→ Task instructions
Your answer should consist of the lines below that hold the word "value".

START Material provided

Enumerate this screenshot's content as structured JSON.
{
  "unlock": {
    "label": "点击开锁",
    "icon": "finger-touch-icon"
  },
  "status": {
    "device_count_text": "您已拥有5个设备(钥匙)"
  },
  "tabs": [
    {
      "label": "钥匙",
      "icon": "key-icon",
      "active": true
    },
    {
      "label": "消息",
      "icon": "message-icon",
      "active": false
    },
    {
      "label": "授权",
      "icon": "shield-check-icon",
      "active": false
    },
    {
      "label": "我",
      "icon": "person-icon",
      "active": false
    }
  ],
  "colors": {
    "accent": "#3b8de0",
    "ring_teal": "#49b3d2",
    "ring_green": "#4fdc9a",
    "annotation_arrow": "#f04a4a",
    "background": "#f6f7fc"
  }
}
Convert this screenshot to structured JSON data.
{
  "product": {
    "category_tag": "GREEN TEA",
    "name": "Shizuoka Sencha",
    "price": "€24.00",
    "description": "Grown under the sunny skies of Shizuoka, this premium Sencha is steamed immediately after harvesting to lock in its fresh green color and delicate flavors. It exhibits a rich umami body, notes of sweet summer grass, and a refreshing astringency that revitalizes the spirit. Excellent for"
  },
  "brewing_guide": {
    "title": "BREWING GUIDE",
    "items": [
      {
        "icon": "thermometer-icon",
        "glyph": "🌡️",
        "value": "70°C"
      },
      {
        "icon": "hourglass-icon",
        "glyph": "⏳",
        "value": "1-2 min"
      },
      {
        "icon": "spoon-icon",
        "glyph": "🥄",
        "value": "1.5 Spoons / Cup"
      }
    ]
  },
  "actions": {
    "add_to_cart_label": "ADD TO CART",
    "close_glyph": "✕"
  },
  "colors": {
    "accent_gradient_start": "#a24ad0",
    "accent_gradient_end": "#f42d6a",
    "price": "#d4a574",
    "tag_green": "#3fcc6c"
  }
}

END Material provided

→ Reply to the task
        "value": "70°C"
        "value": "1-2 min"
        "value": "1.5 Spoons / Cup"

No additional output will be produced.